The detailed report on the Zimbabwean banking sector describes current conditions, the latest events and regulatory developments and factors influencing the success of the sector. The report profiles 23 companies involved in the sector including the People’s Own Savings Bank, which has 34 branches countrywide. It also has 296 third-party retail networks contracted as agents, who are authorised to offer selected products and services such as bill payments, cash deposits, internal transfers and balance enquiries on behalf of the bank. Also profiled is Barclays Bank of Zimbabwe which used to be part of Barclays Bank Plc until it was sold to Malawi’s FMB Capital Holding in 2017.
The Banking Sector in Zimbabwe

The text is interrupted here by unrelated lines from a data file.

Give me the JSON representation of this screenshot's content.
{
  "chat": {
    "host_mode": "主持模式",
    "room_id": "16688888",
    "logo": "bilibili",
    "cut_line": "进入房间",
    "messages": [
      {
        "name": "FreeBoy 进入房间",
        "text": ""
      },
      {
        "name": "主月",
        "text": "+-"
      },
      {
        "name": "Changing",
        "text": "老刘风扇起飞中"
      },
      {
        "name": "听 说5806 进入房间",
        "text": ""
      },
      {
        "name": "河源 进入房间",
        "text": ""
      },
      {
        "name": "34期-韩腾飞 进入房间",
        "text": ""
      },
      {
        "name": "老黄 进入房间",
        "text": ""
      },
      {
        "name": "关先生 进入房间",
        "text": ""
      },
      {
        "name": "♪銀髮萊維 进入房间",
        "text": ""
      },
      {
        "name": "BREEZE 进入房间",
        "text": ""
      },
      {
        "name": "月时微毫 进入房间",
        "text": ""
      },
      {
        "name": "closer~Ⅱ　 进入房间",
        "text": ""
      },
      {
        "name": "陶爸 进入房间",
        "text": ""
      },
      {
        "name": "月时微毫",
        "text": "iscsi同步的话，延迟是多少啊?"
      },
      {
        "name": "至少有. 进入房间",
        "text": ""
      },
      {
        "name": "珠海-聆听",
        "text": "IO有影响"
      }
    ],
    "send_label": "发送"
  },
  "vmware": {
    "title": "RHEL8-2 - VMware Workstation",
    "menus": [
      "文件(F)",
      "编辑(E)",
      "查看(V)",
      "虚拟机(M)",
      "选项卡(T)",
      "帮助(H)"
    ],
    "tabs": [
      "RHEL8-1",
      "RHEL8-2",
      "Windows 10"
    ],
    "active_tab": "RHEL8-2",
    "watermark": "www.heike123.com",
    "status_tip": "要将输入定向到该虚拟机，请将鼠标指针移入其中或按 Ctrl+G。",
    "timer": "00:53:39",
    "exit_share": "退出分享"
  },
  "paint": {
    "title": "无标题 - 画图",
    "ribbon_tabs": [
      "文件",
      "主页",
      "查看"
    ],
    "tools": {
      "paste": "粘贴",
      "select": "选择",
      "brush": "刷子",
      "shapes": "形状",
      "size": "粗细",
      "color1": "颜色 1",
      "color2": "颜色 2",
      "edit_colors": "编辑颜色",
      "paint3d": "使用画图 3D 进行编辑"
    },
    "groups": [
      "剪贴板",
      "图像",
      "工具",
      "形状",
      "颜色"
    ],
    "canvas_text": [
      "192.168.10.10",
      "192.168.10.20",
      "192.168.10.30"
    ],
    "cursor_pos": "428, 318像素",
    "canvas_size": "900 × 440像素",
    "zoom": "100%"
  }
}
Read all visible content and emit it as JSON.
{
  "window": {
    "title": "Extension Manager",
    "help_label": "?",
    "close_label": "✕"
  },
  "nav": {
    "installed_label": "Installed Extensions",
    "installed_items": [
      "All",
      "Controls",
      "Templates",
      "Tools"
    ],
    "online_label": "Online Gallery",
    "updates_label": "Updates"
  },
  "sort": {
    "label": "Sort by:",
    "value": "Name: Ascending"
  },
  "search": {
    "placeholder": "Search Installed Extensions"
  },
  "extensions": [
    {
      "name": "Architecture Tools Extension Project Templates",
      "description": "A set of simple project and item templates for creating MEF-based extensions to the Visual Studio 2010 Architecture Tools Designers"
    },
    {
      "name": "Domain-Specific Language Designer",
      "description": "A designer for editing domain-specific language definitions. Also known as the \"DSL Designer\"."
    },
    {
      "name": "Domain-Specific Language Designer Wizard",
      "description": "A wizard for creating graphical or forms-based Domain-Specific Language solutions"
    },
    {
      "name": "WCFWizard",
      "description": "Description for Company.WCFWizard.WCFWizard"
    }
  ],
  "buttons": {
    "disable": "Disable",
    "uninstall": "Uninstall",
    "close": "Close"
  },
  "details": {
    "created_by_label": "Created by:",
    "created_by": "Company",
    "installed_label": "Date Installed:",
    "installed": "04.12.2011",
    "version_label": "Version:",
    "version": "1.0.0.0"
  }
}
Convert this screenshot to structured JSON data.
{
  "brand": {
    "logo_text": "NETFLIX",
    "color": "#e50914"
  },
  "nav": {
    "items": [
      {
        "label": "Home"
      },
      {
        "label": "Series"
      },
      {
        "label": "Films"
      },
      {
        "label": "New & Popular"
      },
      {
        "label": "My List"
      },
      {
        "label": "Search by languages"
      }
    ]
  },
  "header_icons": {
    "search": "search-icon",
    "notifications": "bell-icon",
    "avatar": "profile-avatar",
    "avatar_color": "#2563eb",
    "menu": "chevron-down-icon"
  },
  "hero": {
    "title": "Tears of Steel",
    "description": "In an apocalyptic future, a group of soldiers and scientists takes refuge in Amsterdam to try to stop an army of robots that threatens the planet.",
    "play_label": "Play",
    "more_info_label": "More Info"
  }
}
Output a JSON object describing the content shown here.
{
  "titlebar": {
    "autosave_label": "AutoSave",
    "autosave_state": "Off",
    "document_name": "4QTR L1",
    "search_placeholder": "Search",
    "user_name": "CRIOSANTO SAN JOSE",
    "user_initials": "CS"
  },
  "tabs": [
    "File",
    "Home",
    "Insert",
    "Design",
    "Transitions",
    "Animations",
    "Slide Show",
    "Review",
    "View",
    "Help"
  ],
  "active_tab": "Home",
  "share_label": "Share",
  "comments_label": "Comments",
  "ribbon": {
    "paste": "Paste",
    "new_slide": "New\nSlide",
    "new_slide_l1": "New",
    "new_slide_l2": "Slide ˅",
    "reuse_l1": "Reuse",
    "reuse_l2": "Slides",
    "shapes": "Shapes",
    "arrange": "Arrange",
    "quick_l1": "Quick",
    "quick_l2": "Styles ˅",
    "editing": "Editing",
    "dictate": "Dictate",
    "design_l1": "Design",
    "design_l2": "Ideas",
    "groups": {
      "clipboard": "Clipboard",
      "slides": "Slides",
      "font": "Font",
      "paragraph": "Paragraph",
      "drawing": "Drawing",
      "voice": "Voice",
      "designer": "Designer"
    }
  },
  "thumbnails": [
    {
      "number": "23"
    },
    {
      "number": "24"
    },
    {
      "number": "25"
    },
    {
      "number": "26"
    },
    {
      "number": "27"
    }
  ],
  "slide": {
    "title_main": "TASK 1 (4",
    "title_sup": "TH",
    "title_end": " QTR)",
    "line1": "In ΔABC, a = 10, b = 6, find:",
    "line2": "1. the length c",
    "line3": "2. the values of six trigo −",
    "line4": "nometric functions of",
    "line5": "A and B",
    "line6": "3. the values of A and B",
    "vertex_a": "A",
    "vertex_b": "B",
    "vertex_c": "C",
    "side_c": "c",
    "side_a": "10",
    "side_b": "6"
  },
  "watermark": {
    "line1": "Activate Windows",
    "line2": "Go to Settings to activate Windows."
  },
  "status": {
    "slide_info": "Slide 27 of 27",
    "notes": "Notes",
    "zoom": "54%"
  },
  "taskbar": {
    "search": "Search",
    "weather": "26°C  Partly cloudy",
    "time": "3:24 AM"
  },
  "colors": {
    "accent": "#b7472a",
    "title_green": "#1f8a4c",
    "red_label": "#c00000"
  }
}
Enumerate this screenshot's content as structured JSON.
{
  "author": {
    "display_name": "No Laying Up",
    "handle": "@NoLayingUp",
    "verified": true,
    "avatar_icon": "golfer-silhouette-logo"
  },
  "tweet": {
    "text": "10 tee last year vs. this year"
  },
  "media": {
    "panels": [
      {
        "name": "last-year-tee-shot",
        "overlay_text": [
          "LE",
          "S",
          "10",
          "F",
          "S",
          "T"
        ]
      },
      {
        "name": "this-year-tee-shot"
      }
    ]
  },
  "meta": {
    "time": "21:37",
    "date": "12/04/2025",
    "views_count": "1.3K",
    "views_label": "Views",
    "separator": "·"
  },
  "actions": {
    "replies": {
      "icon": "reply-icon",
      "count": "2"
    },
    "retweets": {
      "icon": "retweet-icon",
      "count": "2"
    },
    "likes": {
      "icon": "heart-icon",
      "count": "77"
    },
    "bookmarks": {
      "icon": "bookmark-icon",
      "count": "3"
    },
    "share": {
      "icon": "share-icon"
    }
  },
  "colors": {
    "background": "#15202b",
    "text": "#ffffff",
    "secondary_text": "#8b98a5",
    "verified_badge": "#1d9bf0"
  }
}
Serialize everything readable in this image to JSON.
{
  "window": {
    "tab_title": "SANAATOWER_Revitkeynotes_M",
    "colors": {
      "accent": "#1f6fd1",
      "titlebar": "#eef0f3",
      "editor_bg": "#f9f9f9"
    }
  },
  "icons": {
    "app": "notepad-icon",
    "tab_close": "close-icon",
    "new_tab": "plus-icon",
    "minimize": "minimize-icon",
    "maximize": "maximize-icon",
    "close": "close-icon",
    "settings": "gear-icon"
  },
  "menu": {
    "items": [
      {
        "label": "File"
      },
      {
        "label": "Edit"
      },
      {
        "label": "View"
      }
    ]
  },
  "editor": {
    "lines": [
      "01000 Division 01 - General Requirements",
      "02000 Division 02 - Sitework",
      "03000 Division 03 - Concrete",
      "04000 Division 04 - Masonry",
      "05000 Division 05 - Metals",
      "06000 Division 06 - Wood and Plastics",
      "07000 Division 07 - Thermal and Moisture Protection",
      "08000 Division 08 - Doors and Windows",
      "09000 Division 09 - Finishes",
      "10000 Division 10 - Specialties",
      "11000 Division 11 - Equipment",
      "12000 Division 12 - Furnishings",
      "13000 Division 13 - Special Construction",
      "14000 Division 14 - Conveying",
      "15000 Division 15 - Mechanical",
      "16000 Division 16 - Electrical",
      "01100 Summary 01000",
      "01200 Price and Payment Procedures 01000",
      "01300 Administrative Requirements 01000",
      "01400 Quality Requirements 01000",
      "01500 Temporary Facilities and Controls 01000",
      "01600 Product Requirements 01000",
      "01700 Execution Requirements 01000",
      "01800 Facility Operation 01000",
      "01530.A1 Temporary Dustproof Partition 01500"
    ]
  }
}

The report on the Zimbabwean banking industry covers the Reserve Bank of Zimbabwe and deposit-taking institutions such as commercial banks, co-operatives, microfinance institutions (MFIs) and building societies. In 2016 the financial services sector contributed about 7% to GDP and total banking sector assets grew by 9.6% from US$10.26bn in September 2017 to US$11.25bn at the end of 2017. Of the current 19 licensed banks, 14 are commercial banks, four are building societies and there is one merchant bank that has been in provisional judicial management since 2015. In the sector 189 licensed MFIs are active; 184 are credit-only and money-lending MFIs while five are deposit-taking MFIs.
The current distress in the Zimbabwean banking sector is caused by an operating environment characterised by weak economic activity and cash and foreign currency shortages. Fiscal imbalances combined with the large volume of domestic borrowing in 2015/16 weakened the financial sector. The fiscal cash deficit was largely financed from domestic financial markets as external arrears prevented Zimbabwe from gaining access to international capital markets. Cash shortages followed, financing for imports dried up, and the current account deficit narrowed dramatically. The liquidity of banks is still under threat from the large fiscal deficit and government’s efforts to settle lending from banks by Treasury Bills that are being traded at discounts of around 40%.